NEW: Tom McKaskill
Wednesday, April 11, 2007/
It is acquisition mania with big companies eyeing off small businesses all over the place. But why are some small businesses getting low prices and others attracting the big bucks?
Move your business from a financial sale to a strategic sale
It is acquisition mania with big companies eyeing off small businesses all over the place. What is surprising is the growing gap between the small businesses getting low prices and others attracting the big bucks. Some companies despite making losses or little revenue have acheived significant prices.
But many businesses that achieve these prices achieve a sale based on some underlying asset or capability that a large corporation wishes to exploit.
The reason the big companies are prepared to pay such a large premium is because they have worked out how to generate many times the revenue and profit of the seller. They achieve this, typically, by selling the seller’s product or service through their own distribution channel, which is likely to be 10s, if not 100s, of times the size of the seller’s.
Financial sales, on the other hand, only represent what the seller’s business can achieve on its own. Even if this has significant potential, it will fall a long way short of what a national or global corporation can achieve with the same product or service. So the business that sells to a financial buyer is lucky to get several times EBIT for its business whereas the strategic sale can often generate large multiples of EBIT or many times revenue.
The key to a strategic sale is to provide a large corporation something that can generate large incremental revenue through the buyer’s existing distribution channel or to enable the buyer to open up new markets for significant revenue. The basis of such an opportunity lies in exploiting an asset or capability the seller has.

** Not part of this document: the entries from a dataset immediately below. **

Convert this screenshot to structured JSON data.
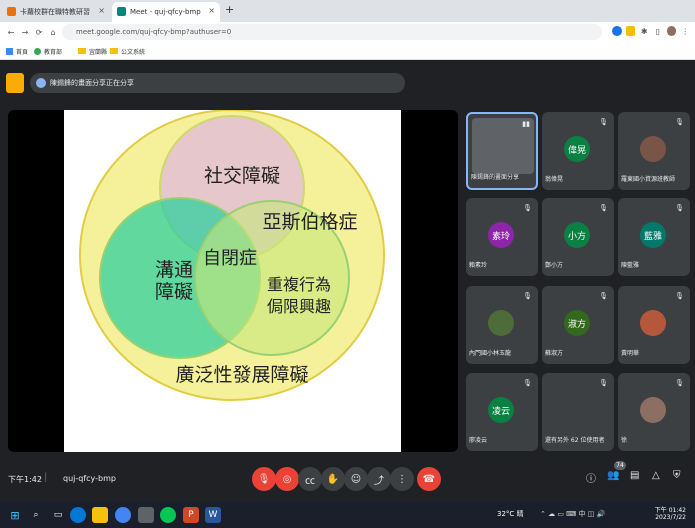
{
  "browser": {
    "tabs": [
      {
        "title": "卡蘿校群在職特教研習"
      },
      {
        "title": "Meet - quj-qfcy-bmp"
      }
    ],
    "url": "meet.google.com/quj-qfcy-bmp?authuser=0",
    "bookmarks": [
      "首頁",
      "教育部",
      "宜蘭縣",
      "公文系統"
    ]
  },
  "meet": {
    "banner": "陳錫鋒的畫面分享正在分享",
    "slide": {
      "circles": [
        "社交障礙",
        "溝通障礙",
        "重複行為侷限興趣"
      ],
      "center": "自閉症",
      "aspergers": "亞斯伯格症",
      "outer": "廣泛性發展障礙"
    },
    "participants": [
      {
        "name": "陳錫鋒的畫面分享",
        "avatar": "",
        "color": "#5f6368"
      },
      {
        "name": "翁偉晃",
        "avatar": "偉晃",
        "color": "#0b8043"
      },
      {
        "name": "羅東國小資源班教師",
        "avatar": "",
        "color": "#795548"
      },
      {
        "name": "賴素玲",
        "avatar": "素玲",
        "color": "#8e24aa"
      },
      {
        "name": "鄭小方",
        "avatar": "小方",
        "color": "#0b8043"
      },
      {
        "name": "陳藍雅",
        "avatar": "藍雅",
        "color": "#00796b"
      },
      {
        "name": "內門國小林玉龍",
        "avatar": "",
        "color": "#4e6b3a"
      },
      {
        "name": "蘇淑方",
        "avatar": "淑方",
        "color": "#33691e"
      },
      {
        "name": "黃明華",
        "avatar": "",
        "color": "#b5573b"
      },
      {
        "name": "廖凌云",
        "avatar": "凌云",
        "color": "#0b8043"
      },
      {
        "name": "還有另外 62 位使用者",
        "avatar": "",
        "color": "#3c4043"
      },
      {
        "name": "徐",
        "avatar": "",
        "color": "#8d6e63"
      }
    ],
    "time": "下午1:42",
    "code": "quj-qfcy-bmp",
    "count": "74"
  },
  "taskbar": {
    "weather": "32°C 晴",
    "time": "下午 01:42",
    "date": "2023/7/22"
  }
}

The opportunity for the large corporation is to throw significant resources at leveraging the asset or capability where short term revenue can be readily generated. Even if longer term opportunities exist, the short term revenues are the ones that will justify the premium on sale.

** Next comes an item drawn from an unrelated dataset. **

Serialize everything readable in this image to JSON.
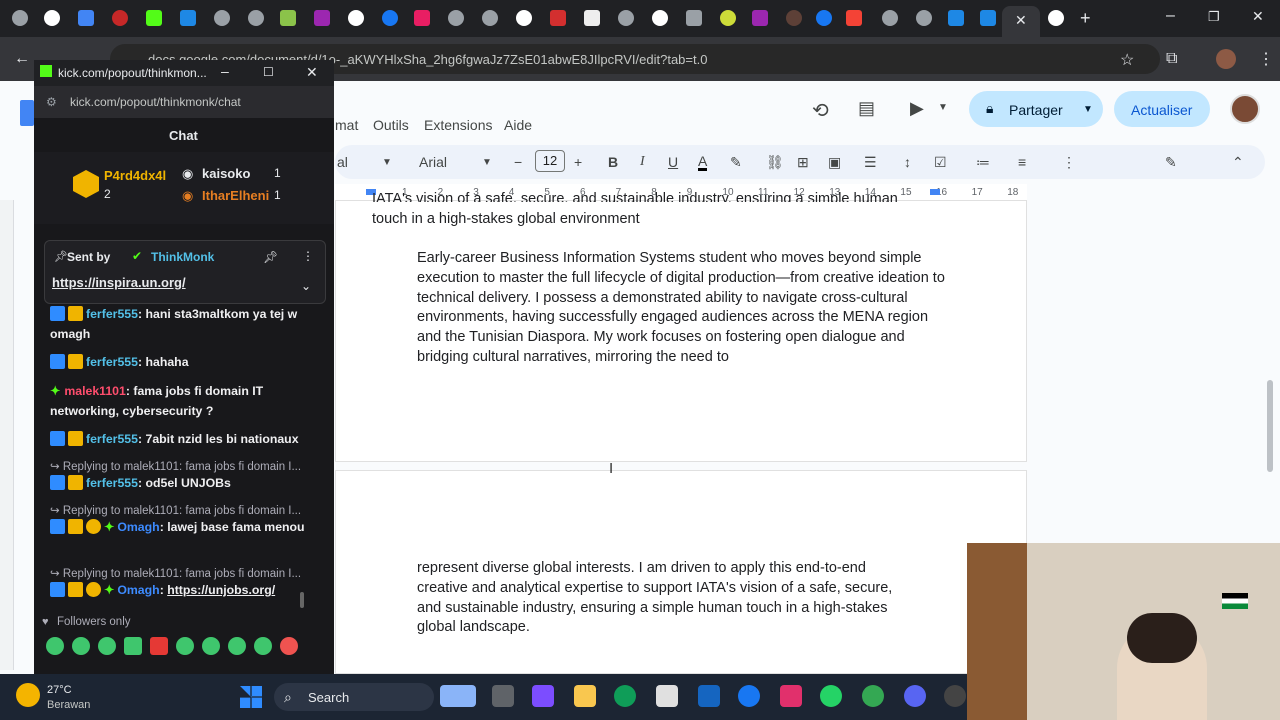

The task of the business owner is to identify those assets (patents, trademarks, licenses, copyrights, brands, customer base, locations, specialised plant, deep expertise and so on) or capabilities (the things you do that you do exceptionally well) which a large corporation could exploit.
The target asset or capability then needs to be protected in some way so that the buyer has some reasonable time to exploit it without it being copied or eroded by its competition. Lastly, the asset or capability needs to be put into a form where it can be readily scaled or replicated to provide the revenue generating capability and/or capacity required for larger scale operations.
You need to imagine that you are building a launch platform and vehicle for the buyer. The buyer is going to provide the launch site, fuel, crew and landing site.
Work out what it would take to generate significant revenue from your target asset or capability and then to construct a launch capability from which a new revenue strategy can begin. At the same time, you need to build protection through patents, brands, trademarks and expertise to slow down the erosion of the competitive advantage that the buyer is acquiring.
Strategic value does not depend on your profitability or growth. Even size may not matter if you can provide the right scalability capability.
David Knowles, a partner with accounting firm Pitcher Partners, writes: improving the value of a business by positioning for a strategic buyer is very good advice but I think he underplays the impact that positioning a business by reducing risk can have on the price. Value is a function of risk and return: there is too much emphasis on return and not enough on risk. What we see is most of the deals that get offered to the people with the money get rejected because they have not addressed the risks rather than the opportunities. (posted 12 April 2007)